Royal expert hits out after Prince Andrew's memorial appearance: 'Palace got it completely wrong'
Prince Andrew accompanied the Queen to the ceremony in his first public royal appearance since settling a rape case earlier in March
A royal expert has hit out at Buckingham Palace for how they handled a photographer at Prince Philip’s memorial service last week.
The memorial, held at Westminster Abbey, was marred after Andrew accompanied the Queen, in his first royal appearance since paying millions out of court last month to settle a civil sexual assault case.
Photographer Richard Pohle, who was inside the event, left his official position to take an arrival shot of Her Majesty and Andrew – an action frowned upon by the palace.
Mr Pohle made the call after firstly being told not to take pictures of the Queen until she was in her seat.

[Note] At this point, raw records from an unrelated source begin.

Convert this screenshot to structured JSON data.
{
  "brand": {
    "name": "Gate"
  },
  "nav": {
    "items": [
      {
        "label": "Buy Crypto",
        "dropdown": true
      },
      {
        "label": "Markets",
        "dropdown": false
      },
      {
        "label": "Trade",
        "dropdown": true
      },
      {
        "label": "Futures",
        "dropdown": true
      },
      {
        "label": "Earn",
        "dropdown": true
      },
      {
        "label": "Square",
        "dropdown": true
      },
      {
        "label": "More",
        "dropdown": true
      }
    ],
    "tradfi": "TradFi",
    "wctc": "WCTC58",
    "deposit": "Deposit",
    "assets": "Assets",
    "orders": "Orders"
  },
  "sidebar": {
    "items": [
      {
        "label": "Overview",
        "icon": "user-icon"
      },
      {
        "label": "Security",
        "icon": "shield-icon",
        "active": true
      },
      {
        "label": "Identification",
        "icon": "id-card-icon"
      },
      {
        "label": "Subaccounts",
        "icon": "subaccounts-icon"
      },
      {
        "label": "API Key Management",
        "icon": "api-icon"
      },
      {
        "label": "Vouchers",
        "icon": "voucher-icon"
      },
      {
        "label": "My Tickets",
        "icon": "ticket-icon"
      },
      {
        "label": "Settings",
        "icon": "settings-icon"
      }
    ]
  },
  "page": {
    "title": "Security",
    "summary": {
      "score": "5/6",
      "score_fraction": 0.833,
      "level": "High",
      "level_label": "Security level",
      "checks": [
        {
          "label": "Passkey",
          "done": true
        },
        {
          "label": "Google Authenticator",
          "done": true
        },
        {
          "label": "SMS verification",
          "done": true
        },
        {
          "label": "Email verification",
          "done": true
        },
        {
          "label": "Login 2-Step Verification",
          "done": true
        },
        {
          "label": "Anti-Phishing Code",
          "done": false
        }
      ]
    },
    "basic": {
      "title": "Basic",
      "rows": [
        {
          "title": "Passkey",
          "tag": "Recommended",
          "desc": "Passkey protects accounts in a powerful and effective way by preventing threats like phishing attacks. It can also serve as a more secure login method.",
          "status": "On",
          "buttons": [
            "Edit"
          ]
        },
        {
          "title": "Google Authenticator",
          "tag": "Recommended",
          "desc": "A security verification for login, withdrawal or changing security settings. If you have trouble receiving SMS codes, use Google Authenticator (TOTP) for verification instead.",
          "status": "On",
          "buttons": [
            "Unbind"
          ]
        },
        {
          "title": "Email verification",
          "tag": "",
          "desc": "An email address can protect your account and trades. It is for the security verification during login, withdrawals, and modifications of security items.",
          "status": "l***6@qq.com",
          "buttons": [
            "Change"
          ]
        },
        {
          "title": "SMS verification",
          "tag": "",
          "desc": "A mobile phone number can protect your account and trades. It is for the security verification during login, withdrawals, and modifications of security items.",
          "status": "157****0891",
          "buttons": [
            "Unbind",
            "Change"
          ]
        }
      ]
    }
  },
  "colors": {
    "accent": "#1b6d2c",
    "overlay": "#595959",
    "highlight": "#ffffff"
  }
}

Robert Jobson told GB News that he understood why the photographer broke ranks to take the picture, before hitting out at how the palace dealt with the situation.
Mr Jobson, who also attended the ceremony, said: “I was sitting only a few yards away from him (Andrew) when he was there, he was chaperoned by the press team from the palace.
“He was on the royal rota, so he is sort of under their discretion to a degree.
“But the bottom line was, that morning we broke the news that Andrew was going to accompany the Queen to the event and that of course became the story and quite rightly as a news photographer he decided to take that picture.
“It’s difficult, but if he didn’t get that picture, all the picture editors in Fleet Street would’ve wondered what on earth he was doing.”
When asked whether the photographer should be banned from attending other royal events, Mr Jobson said: “I think if that happens, there will be uproar. I think the palace got it completely wrong from beginning to end on this.
“The reality is the photographer is there like other reporters. You can’t be controlled by the palace.
“During the pandemic there has been far too much control of this royal rota over what can be embargoed and what can’t be embargoed.
“Frankly, they’ve utilised it to almost stage manage what they want in the papers and what they don’t. I don’t think you can continue to do this.”